153.The section inserts new subsections (4) to (9) in section 37D to empower the Secretary of State in respect of undertakers wholly or mainly in England, or the Welsh Ministers in respect of undertakers wholly or mainly in Wales, to amend the planning timeframes for water resources management plans. This can only be done by order using the negative resolution procedure. The Secretary of State’s and the Welsh Ministers’ powers here can be exercised in the same statutory instrument. New section 39D makes the same arrangements for drought plans.

Back to top


Print Options


Explanatory Notes

Text created by the government department responsible for the subject matter of the Act to explain what the Act sets out to achieve and to make the Act accessible to readers who are not legally qualified. Explanatory Notes were introduced in 1999 and accompany all Public Acts except Appropriation, Consolidated Fund, Finance and Consolidation Acts.


More Resources

Access essential accompanying documents and information for this legislation item from this tab. Dependent on the legislation item being viewed this may include:

  • the original print PDF of the as enacted version that was used for the print copy
  • lists of changes made by and/or affecting this legislation item
  • confers power and blanket amendment details
  • all formats of all associated documents
  • correction slips
  • links to related legislation and further information resources

Impact Assessments

Impact Assessments generally accompany all UK Government interventions of a regulatory nature that affect the private sector, civil society organisations and public services.

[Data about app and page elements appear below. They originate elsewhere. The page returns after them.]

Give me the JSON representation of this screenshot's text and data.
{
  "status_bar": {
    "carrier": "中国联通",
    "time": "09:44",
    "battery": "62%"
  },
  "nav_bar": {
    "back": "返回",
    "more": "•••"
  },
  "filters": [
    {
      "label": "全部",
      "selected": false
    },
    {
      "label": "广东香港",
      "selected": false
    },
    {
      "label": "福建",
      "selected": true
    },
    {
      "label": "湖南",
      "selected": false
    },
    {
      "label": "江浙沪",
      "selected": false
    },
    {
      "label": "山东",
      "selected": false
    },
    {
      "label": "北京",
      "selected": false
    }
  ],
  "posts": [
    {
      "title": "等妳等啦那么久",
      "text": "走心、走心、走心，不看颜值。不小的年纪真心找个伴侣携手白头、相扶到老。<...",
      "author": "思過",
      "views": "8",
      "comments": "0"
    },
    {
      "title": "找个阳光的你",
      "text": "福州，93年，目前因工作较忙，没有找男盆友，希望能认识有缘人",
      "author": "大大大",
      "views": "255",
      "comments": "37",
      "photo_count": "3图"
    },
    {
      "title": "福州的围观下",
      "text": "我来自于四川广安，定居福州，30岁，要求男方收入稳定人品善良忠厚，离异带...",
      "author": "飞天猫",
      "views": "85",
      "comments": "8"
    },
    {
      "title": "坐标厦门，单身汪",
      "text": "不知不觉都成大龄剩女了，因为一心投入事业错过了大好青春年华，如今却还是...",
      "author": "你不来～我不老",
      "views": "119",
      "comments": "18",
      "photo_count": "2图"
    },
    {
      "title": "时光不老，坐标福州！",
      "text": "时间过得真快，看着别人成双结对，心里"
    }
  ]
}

They apply regardless of whether the regulation originates from a domestic or international source and can accompany primary (Acts etc) and secondary legislation (SIs). An Impact Assessment allows those with an interest in the policy area to understand:

  • Why the government is proposing to intervene;
  • The main options the government is considering, and which one is preferred;
  • How and to what extent new policies may impact on them; and,
  • The estimated costs and benefits of proposed measures.